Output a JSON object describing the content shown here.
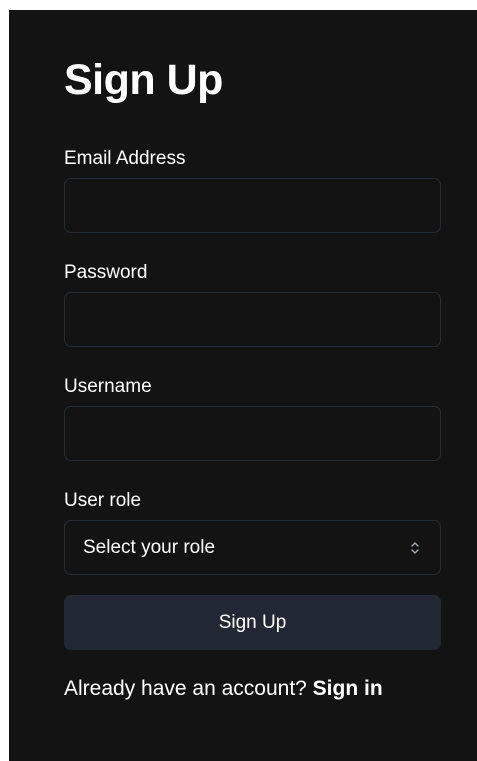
{
  "form": {
    "title": "Sign Up",
    "email": {
      "label": "Email Address",
      "value": "",
      "placeholder": ""
    },
    "password": {
      "label": "Password",
      "value": "",
      "placeholder": ""
    },
    "username": {
      "label": "Username",
      "value": "",
      "placeholder": ""
    },
    "role": {
      "label": "User role",
      "selected": "Select your role",
      "icon": "chevron-up-down-icon"
    },
    "submit_label": "Sign Up",
    "footer": {
      "text": "Already have an account? ",
      "link_label": "Sign in"
    }
  },
  "colors": {
    "background": "#131313",
    "input_border": "#262c36",
    "button_bg": "#222833",
    "text": "#ffffff"
  }
}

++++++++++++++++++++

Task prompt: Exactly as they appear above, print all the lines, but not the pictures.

Result of this task:
Output a JSON object describing the content shown here.
{
  "form": {
    "title": "Sign Up",
    "email": {
      "label": "Email Address",
      "value": "",
      "placeholder": ""
    },
    "password": {
      "label": "Password",
      "value": "",
      "placeholder": ""
    },
    "username": {
      "label": "Username",
      "value": "",
      "placeholder": ""
    },
    "role": {
      "label": "User role",
      "selected": "Select your role",
      "icon": "chevron-up-down-icon"
    },
    "submit_label": "Sign Up",
    "footer": {
      "text": "Already have an account? ",
      "link_label": "Sign in"
    }
  },
  "colors": {
    "background": "#131313",
    "input_border": "#262c36",
    "button_bg": "#222833",
    "text": "#ffffff"
  }
}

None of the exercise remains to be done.